How often in past 12 months have you gone without a meal? How often do you need a ride to a medical appointment? These are the sorts of questions that might not seem relevant to a patient’s check-up, and they are never easy for physicians ask. But more and more providers understand their importance.
Factors such as food security, access to transportation and even the availability of sidewalks, all are considered critical social determinants of health. These insights can help identify people whose environment or life circumstances may have an upstream effect on their health – and point the way toward improvements in their care. A patient who doesn’t have a car or access to public transportation misses follow up appointments could be offered a rideshare ride, for example.
But when a health system takes on new patients, how can they identify those who may need additional assistance or are most at risk? And how best use limited resources to serve those who need it most?
Ryan Bengston, senior vice president of clinical innovation at Connance, believes that using analytics with broadly available SDOH data can help answer some of these questions. He describes examples of where SDOH analytics can prioritize patients most in need, find those who have lifestyle challenges, recommend changes and even help providers learn more about the backgrounds and neighborhoods of a broad group of new patients.
Delivering successful care increasingly means addressing basic needs on a community level: things like a lack of sidewalks, food deserts or populations without adequate housing. The Centers for Medicare and Medicaid Services, Bengston notes, is “now allowing some dollars towards food or housing things that are related to improving outcomes.”
He mentions a partnership like Shelter Care in Eugene, Oregon, a post-treatment recuperation center for a patient population where it was identified that many didn’t have stable housing. By using SDOH analysis to locate areas of housing insecurity and partner with a local nonprofit, the hospital was able to reduce follow-up costs by 35 percent, Bengston says.
Discoveries such as those can drastically impact the outcomes of a patient. But there’s more than can be done. Bengston says the ideal state is be “being able to supplement clinical data with SDOH data and bring them together in more meaningful way,” and points to Danville, Pennsylvania-based Geisinger as an example.
There, the health system looked at a diabetic population with A1c levels higher than eight and is able to correlate it with the populations experiencing food insecurity thanks to lack of access or low income, he said. Qualifying patients are able to enroll in a “Food Farmacy,” and get healthy meals delivered to their homes.
“Within that targeted population they saw A1C levels drop by a factor of 2 percentage point,” That translates into a “40 percent reduction in serious events, all while seeing the cost for those patients drop by 80 percent,” he says.

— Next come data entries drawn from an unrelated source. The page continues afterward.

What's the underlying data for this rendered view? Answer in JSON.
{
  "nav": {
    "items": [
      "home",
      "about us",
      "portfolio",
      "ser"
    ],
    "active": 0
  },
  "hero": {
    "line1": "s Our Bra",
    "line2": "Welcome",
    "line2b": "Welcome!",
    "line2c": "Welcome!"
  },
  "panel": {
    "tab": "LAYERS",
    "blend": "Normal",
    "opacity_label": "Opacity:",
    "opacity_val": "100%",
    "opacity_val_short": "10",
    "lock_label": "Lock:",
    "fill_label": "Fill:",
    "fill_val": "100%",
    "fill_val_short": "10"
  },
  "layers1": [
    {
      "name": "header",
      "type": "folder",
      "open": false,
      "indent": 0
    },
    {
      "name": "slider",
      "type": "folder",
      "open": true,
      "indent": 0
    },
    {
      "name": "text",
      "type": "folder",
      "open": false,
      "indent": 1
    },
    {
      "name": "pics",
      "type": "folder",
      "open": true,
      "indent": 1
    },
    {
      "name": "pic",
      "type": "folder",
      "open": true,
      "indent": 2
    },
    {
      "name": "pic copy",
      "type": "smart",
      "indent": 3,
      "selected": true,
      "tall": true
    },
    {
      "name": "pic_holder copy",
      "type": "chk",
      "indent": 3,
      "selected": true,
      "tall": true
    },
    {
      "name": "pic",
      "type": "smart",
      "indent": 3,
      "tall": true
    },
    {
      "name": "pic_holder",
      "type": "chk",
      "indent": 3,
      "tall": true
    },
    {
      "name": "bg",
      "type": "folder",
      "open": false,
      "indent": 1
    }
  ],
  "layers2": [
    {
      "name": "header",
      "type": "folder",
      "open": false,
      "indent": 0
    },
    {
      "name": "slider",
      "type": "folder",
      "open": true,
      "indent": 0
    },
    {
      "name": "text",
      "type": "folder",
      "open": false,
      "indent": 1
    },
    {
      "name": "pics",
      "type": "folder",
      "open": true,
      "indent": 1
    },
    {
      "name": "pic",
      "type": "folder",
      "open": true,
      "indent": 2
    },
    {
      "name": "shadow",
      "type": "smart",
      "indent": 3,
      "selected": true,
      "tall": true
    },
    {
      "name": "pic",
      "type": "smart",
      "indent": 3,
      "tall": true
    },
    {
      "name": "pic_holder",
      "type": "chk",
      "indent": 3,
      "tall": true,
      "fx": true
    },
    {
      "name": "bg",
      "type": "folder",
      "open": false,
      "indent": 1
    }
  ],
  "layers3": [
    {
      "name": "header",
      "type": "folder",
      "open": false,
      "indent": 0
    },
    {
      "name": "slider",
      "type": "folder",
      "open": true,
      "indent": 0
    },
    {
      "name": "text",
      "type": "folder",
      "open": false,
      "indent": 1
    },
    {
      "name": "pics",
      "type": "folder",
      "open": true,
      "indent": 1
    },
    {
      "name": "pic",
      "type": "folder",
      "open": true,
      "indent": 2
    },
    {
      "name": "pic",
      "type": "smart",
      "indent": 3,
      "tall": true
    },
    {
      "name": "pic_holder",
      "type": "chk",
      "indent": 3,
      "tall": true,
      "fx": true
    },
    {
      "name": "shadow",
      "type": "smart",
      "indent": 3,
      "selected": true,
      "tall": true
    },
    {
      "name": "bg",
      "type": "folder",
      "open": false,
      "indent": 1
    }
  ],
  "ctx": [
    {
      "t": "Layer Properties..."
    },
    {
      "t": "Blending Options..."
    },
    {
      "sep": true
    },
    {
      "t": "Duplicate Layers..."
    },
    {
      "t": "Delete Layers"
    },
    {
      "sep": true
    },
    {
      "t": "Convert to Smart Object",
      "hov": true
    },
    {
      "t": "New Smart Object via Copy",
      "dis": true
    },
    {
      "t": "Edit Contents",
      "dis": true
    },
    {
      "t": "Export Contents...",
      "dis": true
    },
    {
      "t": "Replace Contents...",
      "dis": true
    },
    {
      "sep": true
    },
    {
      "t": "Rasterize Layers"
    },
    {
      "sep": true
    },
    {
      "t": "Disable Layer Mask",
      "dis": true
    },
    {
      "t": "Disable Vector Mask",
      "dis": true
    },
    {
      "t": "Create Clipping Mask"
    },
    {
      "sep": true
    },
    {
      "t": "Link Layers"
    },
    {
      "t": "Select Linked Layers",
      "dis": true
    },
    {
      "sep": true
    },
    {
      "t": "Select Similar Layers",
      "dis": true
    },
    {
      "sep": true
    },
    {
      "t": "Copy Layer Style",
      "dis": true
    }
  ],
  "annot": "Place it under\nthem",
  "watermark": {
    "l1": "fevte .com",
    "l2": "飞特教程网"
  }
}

The challenge is that analytics around SDOH often suffer from a lack of proper infrastructure. Currently the most successful use cases are ones with a very narrow focus and very targeted data. Providers have a long way to go in knowing which solutions will provide the most value and how to standardize the use of the data across the care community.
As the picture fills in over time, Bengston says, more organizations will join the field of integrating care for all patients.
“Once you get the standard approach and consistency, and when you have a better sense of what is needed, you’ll see nonprofits and for-profits start to fill those gaps,” he said.
Benjamin Harris is a Maine-based freelance writer and and former new media producer for HIMSS Media.